+++ TASK INPUT
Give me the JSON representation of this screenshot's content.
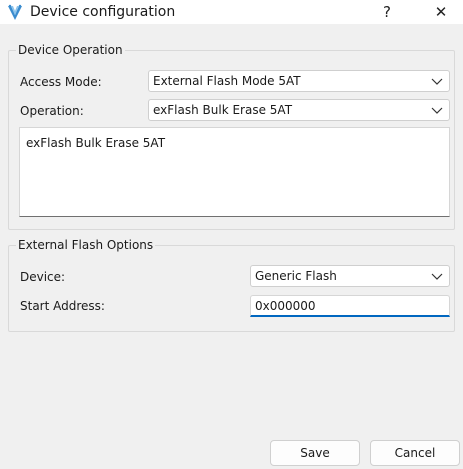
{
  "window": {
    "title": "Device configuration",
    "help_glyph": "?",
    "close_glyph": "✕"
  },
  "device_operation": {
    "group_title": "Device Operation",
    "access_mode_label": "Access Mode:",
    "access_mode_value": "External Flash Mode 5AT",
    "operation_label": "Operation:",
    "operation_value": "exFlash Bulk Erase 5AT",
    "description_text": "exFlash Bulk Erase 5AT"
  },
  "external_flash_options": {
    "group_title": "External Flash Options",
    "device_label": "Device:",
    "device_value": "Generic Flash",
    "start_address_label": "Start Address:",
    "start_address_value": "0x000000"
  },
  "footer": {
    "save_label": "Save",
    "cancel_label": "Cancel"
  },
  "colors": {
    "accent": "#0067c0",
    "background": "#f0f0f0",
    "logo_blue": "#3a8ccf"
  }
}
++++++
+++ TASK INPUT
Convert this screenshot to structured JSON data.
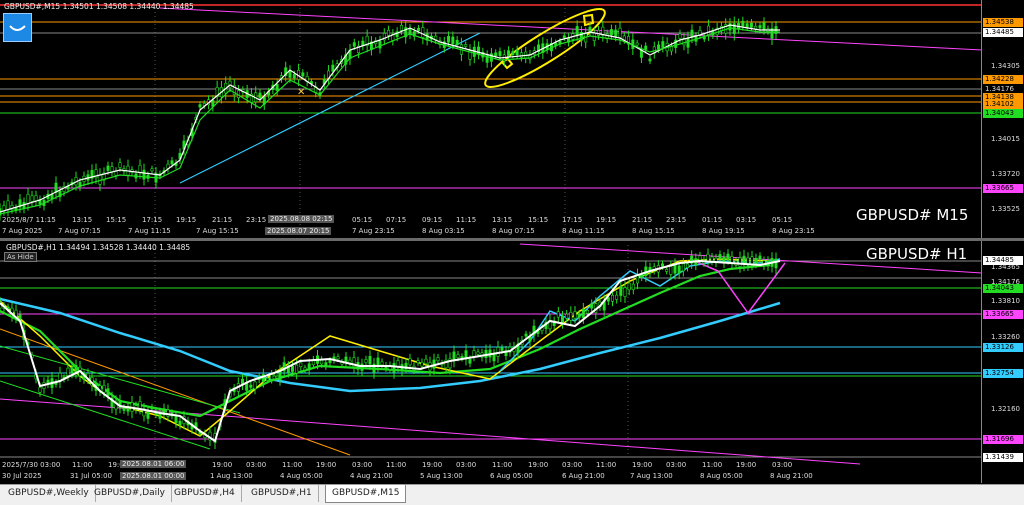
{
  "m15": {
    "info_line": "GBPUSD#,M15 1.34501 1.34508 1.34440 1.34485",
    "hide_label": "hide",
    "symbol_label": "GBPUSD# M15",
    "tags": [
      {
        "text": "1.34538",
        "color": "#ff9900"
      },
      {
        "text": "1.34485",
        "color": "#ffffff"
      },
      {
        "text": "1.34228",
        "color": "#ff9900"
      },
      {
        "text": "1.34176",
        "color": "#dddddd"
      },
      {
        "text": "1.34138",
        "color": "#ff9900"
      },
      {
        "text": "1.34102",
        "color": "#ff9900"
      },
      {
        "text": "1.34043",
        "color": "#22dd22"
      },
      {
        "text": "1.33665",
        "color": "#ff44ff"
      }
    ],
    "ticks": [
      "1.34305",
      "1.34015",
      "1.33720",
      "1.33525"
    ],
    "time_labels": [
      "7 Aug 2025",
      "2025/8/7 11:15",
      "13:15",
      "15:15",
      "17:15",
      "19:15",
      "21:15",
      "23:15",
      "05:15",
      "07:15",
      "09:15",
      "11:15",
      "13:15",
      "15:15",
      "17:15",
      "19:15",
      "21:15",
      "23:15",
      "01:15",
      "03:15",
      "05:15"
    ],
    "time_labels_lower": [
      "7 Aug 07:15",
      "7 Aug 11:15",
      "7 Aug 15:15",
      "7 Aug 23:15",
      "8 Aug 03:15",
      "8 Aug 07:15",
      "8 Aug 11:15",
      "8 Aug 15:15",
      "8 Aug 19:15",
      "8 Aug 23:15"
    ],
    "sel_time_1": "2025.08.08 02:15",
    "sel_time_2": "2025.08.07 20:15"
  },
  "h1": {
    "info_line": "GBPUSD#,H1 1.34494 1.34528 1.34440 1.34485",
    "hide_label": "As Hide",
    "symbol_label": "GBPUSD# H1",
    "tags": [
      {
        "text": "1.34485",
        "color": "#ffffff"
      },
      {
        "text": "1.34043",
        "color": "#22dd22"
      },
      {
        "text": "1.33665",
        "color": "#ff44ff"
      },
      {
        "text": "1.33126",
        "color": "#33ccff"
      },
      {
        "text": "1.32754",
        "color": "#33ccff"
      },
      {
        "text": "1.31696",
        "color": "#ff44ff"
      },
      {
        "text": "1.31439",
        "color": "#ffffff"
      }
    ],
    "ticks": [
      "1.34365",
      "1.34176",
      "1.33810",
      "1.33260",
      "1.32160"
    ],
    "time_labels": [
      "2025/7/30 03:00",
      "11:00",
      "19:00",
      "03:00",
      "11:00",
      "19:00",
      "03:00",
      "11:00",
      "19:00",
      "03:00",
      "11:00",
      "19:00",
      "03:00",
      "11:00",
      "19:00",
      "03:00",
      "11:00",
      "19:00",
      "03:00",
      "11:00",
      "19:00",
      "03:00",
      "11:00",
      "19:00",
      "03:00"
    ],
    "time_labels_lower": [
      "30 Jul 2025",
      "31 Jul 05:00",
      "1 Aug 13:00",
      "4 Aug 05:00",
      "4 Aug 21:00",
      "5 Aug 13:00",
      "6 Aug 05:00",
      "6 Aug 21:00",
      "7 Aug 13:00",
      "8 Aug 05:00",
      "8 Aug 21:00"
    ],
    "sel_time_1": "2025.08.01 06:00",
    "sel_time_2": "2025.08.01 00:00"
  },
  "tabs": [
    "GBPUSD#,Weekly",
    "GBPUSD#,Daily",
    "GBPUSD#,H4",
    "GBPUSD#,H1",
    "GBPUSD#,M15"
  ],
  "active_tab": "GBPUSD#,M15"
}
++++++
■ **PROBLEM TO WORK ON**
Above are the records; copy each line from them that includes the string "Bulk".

■ **ANSWER BOX**
    "operation_value": "exFlash Bulk Erase 5AT",
    "description_text": "exFlash Bulk Erase 5AT"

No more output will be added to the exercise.